New York State Court of Appeals – Attorney’s Fees – Contingent Fees – Unconscionable – Continuous Representation
Lawrence, et al. v. Miller, et al.
Background: The defendant represented the decedent’s wife and three children in litigation arising from the death of the decedent, a real estate developer. The decedent’s brother and business partner was executor of the estate. His distribution of the assets caused the underlying lawsuit. Following settlement, there was a dispute over the appropriate attorney’s fee and the validity of certain gifts made by decedent’s wife to the defendant.
Ruling: The Court of Appeals held that the parties’ revised retainer agreement was neither procedurally nor substantively unconscionable and is therefore enforceable. Further, the estate’s claim for the return of the gifts is time-barred. The court noted that a hindsight analysis of contingent fee agreements not unconscionable when made is a “dangerous business,” especially when a determination of unconscionability is made solely on the basis that the size of the fee seems too high to be fair. Additionally, the decedent’s wife is a shrewd and competent business woman who made a judgment that turned out to be disadvantageous. Finally, the Court of Appeals declined to expand the continuous representation rule to encompass a financial dispute between a professional and his client.

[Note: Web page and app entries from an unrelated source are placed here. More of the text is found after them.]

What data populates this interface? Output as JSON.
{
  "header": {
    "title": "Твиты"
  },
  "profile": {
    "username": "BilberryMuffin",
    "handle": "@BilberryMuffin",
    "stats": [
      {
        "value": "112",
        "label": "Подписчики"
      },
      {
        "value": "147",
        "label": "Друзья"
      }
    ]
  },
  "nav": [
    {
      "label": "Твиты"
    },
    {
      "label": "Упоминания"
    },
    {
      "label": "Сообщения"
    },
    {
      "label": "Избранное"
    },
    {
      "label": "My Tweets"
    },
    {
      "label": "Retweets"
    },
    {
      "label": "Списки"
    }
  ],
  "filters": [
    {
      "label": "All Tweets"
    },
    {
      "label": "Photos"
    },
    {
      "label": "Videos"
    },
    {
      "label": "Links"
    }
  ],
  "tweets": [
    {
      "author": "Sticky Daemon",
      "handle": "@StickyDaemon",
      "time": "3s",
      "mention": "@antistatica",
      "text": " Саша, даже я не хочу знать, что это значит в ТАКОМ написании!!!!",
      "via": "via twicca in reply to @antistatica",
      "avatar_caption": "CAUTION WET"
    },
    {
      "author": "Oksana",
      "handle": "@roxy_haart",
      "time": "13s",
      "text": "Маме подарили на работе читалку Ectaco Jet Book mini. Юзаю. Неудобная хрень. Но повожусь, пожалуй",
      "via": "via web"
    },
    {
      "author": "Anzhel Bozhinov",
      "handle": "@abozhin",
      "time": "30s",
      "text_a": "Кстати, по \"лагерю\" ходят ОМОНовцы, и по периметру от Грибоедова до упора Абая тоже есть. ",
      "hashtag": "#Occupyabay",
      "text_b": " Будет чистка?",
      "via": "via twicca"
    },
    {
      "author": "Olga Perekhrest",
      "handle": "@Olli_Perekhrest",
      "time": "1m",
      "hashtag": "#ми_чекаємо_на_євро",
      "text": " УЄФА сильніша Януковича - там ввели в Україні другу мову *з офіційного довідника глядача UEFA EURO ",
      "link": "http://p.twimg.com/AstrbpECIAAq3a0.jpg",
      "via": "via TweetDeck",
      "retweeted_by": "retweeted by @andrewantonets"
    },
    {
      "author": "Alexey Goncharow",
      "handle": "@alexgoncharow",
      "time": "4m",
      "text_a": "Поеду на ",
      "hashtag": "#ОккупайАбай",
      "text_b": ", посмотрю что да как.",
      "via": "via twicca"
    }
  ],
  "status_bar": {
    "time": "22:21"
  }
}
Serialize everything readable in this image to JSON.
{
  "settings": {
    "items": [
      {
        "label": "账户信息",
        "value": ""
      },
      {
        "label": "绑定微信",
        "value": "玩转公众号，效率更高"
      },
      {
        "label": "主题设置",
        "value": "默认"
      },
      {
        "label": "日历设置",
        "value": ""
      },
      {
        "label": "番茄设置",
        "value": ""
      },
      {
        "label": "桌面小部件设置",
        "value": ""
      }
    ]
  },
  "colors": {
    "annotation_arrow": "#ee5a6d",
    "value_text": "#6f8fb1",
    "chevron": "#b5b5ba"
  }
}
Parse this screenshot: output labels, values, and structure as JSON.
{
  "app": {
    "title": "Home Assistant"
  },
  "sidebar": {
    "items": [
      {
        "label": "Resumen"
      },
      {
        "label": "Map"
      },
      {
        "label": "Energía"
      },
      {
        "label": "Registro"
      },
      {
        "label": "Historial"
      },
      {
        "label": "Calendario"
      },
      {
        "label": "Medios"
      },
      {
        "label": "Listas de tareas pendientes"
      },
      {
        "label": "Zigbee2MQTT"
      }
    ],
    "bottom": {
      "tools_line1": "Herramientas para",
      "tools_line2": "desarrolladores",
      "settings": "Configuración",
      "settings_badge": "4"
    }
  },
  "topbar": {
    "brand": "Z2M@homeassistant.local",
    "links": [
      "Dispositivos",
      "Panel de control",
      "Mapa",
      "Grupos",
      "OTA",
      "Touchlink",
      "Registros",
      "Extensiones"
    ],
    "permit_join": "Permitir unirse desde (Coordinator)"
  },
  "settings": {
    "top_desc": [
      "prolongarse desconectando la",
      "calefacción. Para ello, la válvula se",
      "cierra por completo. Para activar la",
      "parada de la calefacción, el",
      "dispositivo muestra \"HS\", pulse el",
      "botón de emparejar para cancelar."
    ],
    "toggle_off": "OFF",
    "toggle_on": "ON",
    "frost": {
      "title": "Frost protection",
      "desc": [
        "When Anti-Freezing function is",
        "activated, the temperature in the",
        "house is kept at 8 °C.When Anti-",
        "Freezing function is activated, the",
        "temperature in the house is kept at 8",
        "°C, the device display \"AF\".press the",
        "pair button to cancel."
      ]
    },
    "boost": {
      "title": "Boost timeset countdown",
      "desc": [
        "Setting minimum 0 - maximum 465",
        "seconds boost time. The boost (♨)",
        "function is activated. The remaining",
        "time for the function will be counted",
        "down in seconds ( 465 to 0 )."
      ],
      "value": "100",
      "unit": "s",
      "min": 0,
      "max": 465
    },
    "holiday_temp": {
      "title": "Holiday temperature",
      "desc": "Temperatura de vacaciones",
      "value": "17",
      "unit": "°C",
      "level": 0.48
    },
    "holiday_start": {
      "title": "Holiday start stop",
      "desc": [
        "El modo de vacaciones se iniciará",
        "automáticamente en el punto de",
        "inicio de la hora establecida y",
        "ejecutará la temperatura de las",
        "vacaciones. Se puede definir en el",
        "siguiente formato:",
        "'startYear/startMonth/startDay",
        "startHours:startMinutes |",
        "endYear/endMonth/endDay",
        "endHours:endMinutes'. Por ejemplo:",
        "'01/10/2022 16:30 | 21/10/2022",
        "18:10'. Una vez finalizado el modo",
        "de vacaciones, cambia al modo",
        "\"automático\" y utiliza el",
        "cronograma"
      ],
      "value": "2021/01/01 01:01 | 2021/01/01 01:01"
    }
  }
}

Brian J. Shoot and Mark C. Zauderer for the appellant Gaubard Miller; Michael A. Carvin for the appellants C. Daniel Chill, et al.; Daniel J. Kornstein for the respondents and intervenors-respondents